Comment 478 for bug 532633

Jeff Burns (admiraljkb) wrote :

Pako, Pako, Pako...

My friend, you misinterpret me. But trust me, I understand what you are saying. 10 years ago I'd be with you on this debate/argument because I didn't have experiences that I do now supporting UI related stuff. Change is good right? Well maybe not sometimes... So when I say this is too small a change, it's because the change is incomplete, and just isn't worth expending Mark's precious political capital over at least until the feature is COMPLETE. There's a time to fight, and a time to strategically withdraw. This is the latter. Later it can be unveiled again when we've got a carrot, but until then I NEED that carrot to explain this change to my users that I support. Incomplete UI changes just don't work, you either have to go whole hog so something has demonstrably happened (again the carrot), or do nothing at all. I'm not against the UI changing. Gnome 3 so far looks really cool, and I've been an early adopter/tester of KDE4 in Kubuntu (and everyone who did knows how painful that was), and filing several defects along the way doing my part to help get it to something reasonably stable today, and I like KDE 4 better than Gnome as a personal preference. I'll probably start testing Gnome3 when I get a chance. I like most of the advanced interface in the new KDE, and probably will like Gnome3 as well. I don't like this small "button change", but I don't hate it either. It's a "meh" for me *personally*. But don't get my professional and personal preferences confused. Because they are different by necessity, as are a lot of IT guys out there who have to support one thing for the common good, and prefer something else on their own desktops. The reason why my professional and personal opinion differs is below.

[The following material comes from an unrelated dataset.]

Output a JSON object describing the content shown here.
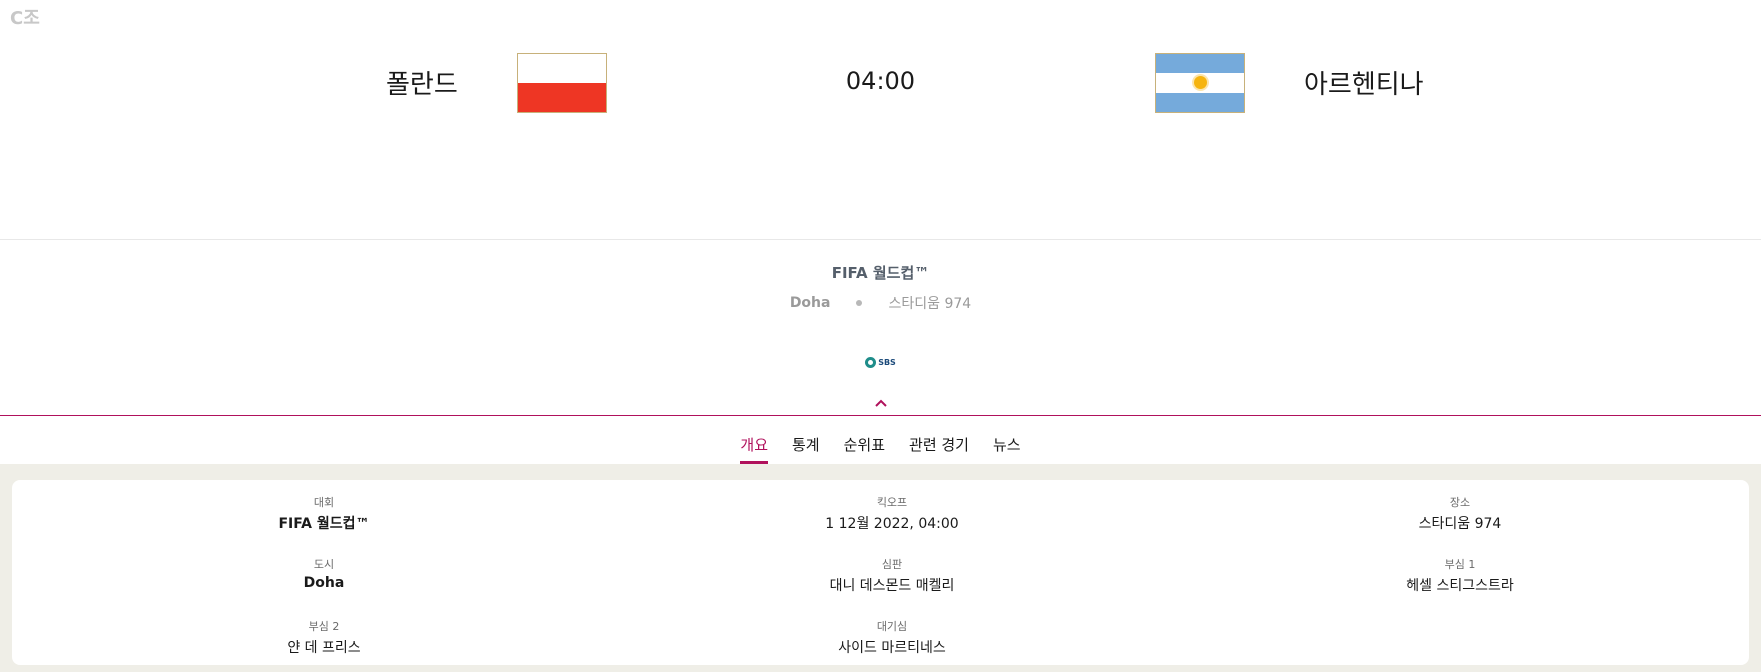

I used to be IT, and now I'm in a Dev/Sustaining role for the last 10 years roughly. I've supported UI's now for close to 10 years and will give you a quick simplified example from my past that was on something quite similar. I've been on the front lines when a usability change was made on a product for one customer (with a proper defect for the change) that made reasonable sense and was logical, and we massively honked off 10 other major customers (or more). Their admin/secretaries use this tech stuff every day heavily (and have the ears of executives) and get quite cranky when things move since they run on auto-pilot on nearly everything from computers to phones. I mean absolutely enraged because two silly buttons moved and it interrupted their work processes. Many of my counterparts (including me) laughed at this controversy, because the buttons that moved were CLEARLY marked. I mean moving silly buttons around generated that much rage? Jeeesh. But after a second trip around and near death threats because people's "cheese got moved" I've learned to respect that average user, and secretaries in particular, regardless of my own sentiments. Much of the time you can swap out the ENTIRE OS, or their desktop phone and they'll get over it because it is something totally new and it's expected to relearn, (provided what goes in makes sense to them for how to navigate the product, and you still get grumbles). Move something small on an existing application or on the existing phone? Forget it, unless you get their buy in. They go ballistic. Keep them happy, the others in an organization fall in line normally, including their boss. :) If the boss's admin ain't happy, nobody's happy. This is where we are at with Ubuntu now. It's not longer the cool "hobbyist OS" at home, but it's actually moving into the more mature corporate space where we can't be quite as cavalier as before. That uptake has been accelerated largely thanks to the MS Vista debacle. Personally and professionally, I now have a bit of skin in how Ubuntu turns out.

My wife was a secretary/admin for years, and has that type of mindset. She's brilliant for running UI related stuff by on nearly anything, particularly since she's part of one of the bigger target audiences regarding UI features. I keep telling her she needs to be a tester since she understands this UI preference stuff better than I, at least for what pisses people off. I had issues converting her to Ubuntu, but not too many overall. Some stuff was different, but overall it was close enough and logical enough that it didn't honk her off. (getting her to OpenOffice was a little interesting, until I showed her MS Office 2007, and no complaints since...). I did unveil this to her yesterday evening, without letting my preferences be known. It didn't go well... She was much angrier than anticipated. I truly didn't expect more than an eye roll really, because it's not that big a change right? Instead I got expletives, and "why the hell are they moving my buttons??!?!?!, can't they leave anything along!?!?!?" Generally whatever her reaction is, has been pretty dead on for the average secretary and admin who have exec's ears. Those execs are what approve budgets, and if their admin gives them a bad impression of it, they won't be writing checks to support it, or authorize support staff for it. This isn't a issue of logic per se, it's an issue of folks' emotions (sometimes irrational as they are), and applying logic to it just stokes the fire.